## WORK INSTRUCTIONS
Each line of the listing where the string "JSON" appears is to be identified and copied.

====== EXERCISE INPUT ======

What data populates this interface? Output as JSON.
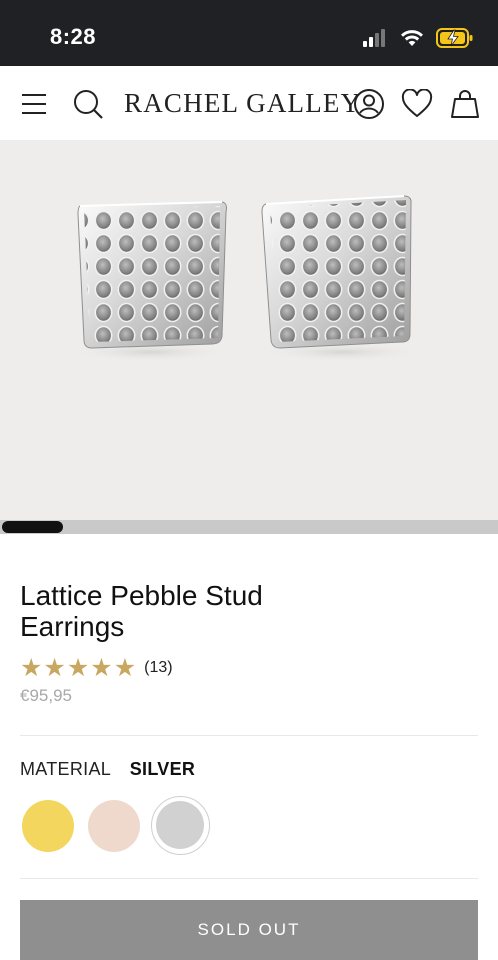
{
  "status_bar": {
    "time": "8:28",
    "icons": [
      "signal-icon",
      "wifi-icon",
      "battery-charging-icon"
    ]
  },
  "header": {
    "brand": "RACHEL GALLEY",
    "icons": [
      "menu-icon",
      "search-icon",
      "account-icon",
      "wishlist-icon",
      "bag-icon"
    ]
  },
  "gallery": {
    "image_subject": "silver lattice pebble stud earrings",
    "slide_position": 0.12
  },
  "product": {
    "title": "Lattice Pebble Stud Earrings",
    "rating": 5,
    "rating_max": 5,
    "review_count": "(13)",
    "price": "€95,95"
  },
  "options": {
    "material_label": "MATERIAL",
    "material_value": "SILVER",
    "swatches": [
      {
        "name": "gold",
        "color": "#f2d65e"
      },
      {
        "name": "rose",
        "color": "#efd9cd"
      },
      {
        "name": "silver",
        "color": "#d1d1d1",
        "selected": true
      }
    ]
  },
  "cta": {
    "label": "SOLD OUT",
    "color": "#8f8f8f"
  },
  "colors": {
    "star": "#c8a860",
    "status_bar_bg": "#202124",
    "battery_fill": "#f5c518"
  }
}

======
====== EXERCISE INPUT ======

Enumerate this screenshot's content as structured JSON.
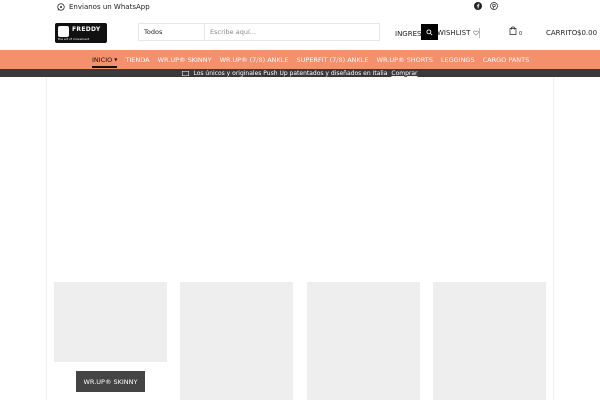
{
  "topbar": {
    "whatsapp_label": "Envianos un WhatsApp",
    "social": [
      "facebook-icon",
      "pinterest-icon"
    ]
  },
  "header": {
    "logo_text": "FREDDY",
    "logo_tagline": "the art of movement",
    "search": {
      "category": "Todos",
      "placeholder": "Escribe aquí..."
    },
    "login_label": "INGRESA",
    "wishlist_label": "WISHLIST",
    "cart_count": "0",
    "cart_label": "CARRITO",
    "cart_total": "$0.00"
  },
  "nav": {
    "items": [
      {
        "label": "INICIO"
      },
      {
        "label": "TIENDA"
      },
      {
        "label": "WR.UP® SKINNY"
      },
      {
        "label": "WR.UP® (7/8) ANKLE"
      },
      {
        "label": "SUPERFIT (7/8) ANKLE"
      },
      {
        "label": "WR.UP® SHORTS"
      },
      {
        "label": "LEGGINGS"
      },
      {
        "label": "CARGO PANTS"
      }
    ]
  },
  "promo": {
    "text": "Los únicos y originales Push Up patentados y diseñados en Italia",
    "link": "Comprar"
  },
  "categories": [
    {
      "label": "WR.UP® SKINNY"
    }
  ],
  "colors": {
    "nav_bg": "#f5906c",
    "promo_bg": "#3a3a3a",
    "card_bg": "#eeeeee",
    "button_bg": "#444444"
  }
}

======

## RESULT OF THE EXERCISE
What data populates this interface? Output as JSON.
Enumerate this screenshot's content as structured JSON.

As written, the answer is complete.